• [What the exercise asks]
Search the records for the string "this", then copy each line where it appears.
___
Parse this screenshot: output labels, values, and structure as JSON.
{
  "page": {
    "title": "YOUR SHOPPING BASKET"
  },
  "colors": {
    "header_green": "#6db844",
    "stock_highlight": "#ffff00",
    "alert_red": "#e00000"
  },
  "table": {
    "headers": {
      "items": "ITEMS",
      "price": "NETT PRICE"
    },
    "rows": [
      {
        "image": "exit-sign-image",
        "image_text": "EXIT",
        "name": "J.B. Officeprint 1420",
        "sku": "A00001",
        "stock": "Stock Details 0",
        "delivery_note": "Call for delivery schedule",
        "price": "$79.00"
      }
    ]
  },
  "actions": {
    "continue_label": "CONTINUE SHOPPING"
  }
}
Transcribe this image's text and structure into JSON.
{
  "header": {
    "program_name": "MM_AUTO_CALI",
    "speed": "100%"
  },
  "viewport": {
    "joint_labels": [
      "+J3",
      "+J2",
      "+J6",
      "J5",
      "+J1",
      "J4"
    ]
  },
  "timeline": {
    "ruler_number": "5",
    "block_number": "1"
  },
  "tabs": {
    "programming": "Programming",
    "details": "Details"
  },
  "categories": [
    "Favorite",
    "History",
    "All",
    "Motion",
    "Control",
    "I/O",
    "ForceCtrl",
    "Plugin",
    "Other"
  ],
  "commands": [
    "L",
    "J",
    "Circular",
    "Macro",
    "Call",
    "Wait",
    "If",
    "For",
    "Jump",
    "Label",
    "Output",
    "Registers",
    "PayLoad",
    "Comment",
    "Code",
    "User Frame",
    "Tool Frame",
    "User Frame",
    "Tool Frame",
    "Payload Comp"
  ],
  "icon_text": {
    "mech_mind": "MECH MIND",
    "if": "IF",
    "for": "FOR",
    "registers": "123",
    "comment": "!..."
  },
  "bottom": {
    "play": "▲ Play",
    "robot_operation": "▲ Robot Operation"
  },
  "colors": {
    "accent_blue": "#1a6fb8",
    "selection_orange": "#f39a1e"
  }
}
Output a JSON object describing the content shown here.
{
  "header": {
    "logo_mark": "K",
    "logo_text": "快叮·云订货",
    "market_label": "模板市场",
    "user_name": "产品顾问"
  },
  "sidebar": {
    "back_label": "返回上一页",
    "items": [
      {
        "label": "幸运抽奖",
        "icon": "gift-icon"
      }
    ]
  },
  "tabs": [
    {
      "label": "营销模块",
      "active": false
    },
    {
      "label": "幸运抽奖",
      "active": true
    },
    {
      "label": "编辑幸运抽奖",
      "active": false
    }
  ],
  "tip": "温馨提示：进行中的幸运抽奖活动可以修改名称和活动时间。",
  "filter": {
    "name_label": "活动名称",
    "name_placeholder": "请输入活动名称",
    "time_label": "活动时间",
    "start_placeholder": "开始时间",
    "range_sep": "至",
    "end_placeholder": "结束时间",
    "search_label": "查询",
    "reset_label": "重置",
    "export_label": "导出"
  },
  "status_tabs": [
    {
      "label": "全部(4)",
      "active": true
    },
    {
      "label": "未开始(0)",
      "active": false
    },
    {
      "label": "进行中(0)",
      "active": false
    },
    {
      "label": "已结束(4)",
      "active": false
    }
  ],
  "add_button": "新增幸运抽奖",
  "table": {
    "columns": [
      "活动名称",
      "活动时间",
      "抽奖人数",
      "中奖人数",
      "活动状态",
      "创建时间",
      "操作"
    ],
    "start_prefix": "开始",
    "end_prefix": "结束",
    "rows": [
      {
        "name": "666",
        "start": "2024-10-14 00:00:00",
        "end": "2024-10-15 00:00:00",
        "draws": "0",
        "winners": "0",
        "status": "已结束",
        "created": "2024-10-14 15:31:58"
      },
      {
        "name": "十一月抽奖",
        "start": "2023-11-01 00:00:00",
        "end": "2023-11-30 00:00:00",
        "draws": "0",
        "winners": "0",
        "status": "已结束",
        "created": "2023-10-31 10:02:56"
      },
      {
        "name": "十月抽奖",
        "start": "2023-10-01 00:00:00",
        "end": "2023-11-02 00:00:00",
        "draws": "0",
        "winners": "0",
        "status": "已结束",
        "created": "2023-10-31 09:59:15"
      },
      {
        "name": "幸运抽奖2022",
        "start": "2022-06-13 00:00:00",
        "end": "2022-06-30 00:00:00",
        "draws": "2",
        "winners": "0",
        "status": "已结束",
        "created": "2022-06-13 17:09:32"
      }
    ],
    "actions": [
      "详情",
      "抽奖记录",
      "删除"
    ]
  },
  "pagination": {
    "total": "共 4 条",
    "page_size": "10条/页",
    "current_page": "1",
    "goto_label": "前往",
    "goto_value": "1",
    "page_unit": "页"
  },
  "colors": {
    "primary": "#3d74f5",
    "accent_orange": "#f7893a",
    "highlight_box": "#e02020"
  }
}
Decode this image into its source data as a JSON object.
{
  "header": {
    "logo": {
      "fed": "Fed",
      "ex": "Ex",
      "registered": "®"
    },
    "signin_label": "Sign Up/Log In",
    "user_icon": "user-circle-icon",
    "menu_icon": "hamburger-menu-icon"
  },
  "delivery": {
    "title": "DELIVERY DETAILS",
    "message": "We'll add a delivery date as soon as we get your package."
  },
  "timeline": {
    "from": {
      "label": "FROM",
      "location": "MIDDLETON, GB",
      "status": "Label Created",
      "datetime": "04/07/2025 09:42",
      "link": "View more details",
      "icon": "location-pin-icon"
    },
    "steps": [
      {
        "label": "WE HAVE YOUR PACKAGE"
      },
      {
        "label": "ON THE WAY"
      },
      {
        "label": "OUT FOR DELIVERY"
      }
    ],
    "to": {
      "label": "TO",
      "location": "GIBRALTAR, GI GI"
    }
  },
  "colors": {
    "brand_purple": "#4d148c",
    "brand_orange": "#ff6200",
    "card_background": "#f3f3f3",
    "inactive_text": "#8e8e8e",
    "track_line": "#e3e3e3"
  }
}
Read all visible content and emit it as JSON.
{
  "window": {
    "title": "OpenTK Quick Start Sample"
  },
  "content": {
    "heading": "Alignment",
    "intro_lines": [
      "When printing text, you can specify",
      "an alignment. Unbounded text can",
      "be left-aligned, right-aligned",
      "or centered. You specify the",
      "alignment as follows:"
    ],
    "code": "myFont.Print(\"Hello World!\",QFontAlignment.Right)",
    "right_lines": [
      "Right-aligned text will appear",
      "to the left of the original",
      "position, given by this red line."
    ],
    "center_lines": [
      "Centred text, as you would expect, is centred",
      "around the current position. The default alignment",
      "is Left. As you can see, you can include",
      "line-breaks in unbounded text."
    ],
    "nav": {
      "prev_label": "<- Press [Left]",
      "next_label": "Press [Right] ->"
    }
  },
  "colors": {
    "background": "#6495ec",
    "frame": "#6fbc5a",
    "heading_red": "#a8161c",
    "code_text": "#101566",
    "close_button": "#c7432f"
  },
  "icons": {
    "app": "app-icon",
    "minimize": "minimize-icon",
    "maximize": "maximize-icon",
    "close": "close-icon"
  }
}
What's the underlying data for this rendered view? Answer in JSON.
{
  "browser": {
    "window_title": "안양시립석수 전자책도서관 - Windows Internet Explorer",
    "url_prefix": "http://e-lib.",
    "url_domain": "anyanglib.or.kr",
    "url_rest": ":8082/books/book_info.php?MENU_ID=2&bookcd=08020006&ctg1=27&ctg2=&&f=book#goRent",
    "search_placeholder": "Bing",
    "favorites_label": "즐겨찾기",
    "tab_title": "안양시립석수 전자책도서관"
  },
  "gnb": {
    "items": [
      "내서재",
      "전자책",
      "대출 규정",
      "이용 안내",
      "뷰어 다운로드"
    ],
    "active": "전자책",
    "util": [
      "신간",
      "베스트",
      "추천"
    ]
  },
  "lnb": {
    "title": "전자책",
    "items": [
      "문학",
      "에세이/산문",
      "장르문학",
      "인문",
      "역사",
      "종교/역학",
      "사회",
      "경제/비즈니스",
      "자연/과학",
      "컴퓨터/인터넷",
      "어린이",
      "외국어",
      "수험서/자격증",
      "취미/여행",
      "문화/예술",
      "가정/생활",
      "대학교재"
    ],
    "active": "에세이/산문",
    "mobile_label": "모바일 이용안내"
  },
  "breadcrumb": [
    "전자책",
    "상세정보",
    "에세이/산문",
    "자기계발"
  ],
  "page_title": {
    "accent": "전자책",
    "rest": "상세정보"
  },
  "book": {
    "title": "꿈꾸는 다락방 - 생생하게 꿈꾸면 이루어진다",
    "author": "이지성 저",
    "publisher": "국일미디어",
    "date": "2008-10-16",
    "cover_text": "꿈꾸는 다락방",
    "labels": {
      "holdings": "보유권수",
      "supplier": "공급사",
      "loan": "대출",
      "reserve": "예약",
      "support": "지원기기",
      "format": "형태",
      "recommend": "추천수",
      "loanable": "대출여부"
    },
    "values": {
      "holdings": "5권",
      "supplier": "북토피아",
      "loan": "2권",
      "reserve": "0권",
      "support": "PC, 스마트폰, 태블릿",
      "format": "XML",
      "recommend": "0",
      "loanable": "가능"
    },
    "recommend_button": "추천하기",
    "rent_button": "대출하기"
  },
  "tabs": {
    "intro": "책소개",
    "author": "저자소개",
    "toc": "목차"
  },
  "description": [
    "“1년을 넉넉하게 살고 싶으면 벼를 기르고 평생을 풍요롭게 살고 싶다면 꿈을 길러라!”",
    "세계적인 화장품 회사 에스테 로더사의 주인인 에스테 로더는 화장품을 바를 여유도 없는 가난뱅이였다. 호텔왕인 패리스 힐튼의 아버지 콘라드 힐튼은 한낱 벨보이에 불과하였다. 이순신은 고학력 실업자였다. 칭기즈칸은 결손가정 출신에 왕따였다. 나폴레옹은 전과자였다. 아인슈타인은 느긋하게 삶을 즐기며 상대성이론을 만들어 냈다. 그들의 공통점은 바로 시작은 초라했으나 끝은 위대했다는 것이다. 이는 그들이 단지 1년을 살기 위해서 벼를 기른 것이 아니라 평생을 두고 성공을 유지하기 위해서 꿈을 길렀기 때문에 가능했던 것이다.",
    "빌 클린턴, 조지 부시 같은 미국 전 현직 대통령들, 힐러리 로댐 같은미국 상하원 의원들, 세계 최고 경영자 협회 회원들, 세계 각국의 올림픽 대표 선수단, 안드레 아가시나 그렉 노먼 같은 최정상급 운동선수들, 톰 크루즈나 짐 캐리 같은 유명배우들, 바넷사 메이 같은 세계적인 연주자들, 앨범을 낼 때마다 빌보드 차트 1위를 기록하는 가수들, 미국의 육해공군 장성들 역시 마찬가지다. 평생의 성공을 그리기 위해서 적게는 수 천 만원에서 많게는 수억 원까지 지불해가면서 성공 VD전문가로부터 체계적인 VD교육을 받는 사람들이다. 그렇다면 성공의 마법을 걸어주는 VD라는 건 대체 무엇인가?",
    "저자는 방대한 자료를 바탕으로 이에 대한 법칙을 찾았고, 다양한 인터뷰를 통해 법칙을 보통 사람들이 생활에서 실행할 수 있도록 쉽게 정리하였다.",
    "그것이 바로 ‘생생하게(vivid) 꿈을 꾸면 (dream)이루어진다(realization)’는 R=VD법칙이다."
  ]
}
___
• [Output below]
Parse this screenshot: output labels, values, and structure as JSON.
Transcribe this image's text and structure into JSON.
Decode this image into its source data as a JSON object.
      "position, given by this red line."
What's the underlying data for this rendered view? Answer in JSON.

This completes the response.